_WHAT IS REQUIRED_: Count how many lines hold "name" in the records, and respond with that number by itself.

_INPUT FOR THIS TASK_:
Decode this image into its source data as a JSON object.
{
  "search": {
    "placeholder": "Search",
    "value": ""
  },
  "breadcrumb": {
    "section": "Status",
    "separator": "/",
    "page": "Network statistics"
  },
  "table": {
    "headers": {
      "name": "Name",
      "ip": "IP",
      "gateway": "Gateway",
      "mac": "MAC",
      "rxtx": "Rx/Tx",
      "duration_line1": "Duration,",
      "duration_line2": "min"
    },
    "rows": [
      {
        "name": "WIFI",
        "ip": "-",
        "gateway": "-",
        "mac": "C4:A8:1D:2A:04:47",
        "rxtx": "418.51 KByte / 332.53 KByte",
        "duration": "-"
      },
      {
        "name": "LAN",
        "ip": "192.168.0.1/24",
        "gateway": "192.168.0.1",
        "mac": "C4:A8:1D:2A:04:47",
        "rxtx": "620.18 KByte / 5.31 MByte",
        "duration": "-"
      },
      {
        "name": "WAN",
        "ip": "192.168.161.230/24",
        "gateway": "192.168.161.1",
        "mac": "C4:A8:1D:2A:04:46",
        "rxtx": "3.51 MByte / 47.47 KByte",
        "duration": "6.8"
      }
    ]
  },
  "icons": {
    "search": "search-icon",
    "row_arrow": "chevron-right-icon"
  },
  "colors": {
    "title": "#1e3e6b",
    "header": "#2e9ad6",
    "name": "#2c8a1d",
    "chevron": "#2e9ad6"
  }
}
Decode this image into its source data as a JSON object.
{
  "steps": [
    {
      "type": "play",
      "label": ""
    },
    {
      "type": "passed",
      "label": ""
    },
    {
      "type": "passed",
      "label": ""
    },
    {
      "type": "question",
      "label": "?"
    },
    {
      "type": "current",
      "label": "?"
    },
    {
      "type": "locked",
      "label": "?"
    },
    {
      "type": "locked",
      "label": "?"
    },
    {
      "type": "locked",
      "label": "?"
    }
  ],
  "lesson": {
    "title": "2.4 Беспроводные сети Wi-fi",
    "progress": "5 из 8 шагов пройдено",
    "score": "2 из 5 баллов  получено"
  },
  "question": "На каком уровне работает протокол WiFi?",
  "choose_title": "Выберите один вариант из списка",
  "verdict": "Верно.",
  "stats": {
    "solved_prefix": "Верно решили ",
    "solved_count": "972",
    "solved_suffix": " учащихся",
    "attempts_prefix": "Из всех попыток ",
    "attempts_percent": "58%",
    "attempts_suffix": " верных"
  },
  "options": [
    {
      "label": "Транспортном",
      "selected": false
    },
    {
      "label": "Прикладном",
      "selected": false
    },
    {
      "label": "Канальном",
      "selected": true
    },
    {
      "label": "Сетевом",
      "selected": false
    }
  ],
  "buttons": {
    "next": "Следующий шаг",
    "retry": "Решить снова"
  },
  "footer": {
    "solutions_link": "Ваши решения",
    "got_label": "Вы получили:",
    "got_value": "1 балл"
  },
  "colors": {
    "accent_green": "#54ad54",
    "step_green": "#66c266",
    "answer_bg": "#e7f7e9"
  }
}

_EXERCISE RESULT_: 5